Most of Maryland falls under the Monday deadline. The entire country will be covered in six months.
Phone companies in the state said they have added staff and spent millions upgrading their technology to accommodate the change, but they also say they are not sure what kind of response they will get or what problems they will run into.
“We want to set proper expectations,” said Bryan Zidar, a spokesman for T-Mobile U.S.A. “The process is not going to be smooth or elegant . . . the switch may take 24 hours.”
Phone officials are urging patience at the outset.
“I would recommend to customers that they not come in during the first week of number portability,” said Lisa Ihde, spokeswoman for Sprint PCS. “There are surely going to be lessons to be learned.”
Verizon Wireless officials said they are ready for the change, but note that operations of both the old and new carriers must go smoothly and every piece of information has to match on the old and new accounts for portability to work seamlessly.
Carriers and the FCC estimate that a wireless-to-wireless phone number switch could take anywhere from a few hours to a full day, depending on hurdles. Officials estimate that it may take a few days to transfer a phone number from a landline to a cell phone or vice versa.
FCC Chairman Michael K. Powell said he would not be surprised if there are some “hiccups” in the process, but he does not know of any particular problems and he expects all carriers to be ready to go Monday.
“We’re confident that they’ve been given enough time to do so,” Powell said.
He hailed portability last week as a “new freedom” for phone users.
“Your phone number belongs to you and you can take it with you,” he said.
But no one knows just how many people will opt for that new freedom Monday.
“So many analysts have been saying in their reported comments that people may not want to be the guinea pigs in the first days or first week or two,” said John Johnson, a spokesman for Verizon Wireless.
But officials also noted that the start of portability coincides with the holiday shopping season.

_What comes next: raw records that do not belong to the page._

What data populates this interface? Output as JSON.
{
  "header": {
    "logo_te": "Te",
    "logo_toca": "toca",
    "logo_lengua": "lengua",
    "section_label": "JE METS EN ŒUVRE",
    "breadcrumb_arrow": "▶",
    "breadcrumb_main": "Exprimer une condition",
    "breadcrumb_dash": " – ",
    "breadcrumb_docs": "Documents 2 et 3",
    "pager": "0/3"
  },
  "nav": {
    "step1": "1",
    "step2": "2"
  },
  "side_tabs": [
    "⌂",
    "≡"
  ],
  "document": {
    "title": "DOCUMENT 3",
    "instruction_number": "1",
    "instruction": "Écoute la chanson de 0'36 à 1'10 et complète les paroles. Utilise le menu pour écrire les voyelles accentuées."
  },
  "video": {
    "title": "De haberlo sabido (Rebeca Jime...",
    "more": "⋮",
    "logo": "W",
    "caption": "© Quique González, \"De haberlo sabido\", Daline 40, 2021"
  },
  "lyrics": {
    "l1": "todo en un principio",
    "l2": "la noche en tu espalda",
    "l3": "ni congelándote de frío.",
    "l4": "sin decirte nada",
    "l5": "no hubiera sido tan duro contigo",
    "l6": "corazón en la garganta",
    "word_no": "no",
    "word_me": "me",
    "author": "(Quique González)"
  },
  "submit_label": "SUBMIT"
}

That will bring more cell phone customers into the stores, making it a likely time for people to want to give a new service a try while keeping that old number.
For those reasons, Zidar speculated that Monday is “going to be busy.” And the fourth quarter “is typically when we add more customers,” he said.
Zidar said T-Mobile stores have noticed that “there’s certainly a lot of attention around number portability.”
Other carriers have also had people coming into their stores with questions.
Keith Anderson, a district manager for Verizon Wireless covering Washington and most of Maryland, has seen “a considerable number of customers coming into stores that are hearing about local number portability.”
“There’s a lot of curiosity about it,” Anderson said.
Cingular Wireless spokeswoman Alexa Kaufman said, “The big thing is just staffing up so that we are able to answer consumer’s questions” come Monday.
“It will be kind of a wait-and-see situation” she said.
Sprint PCS’s Ihde hopes that people will hold off and expects to see a phase-in of demand. But she also knows that some will not be able to resist.
“There are people waiting for the 24th — there are people with phone in hand,” Ihde said.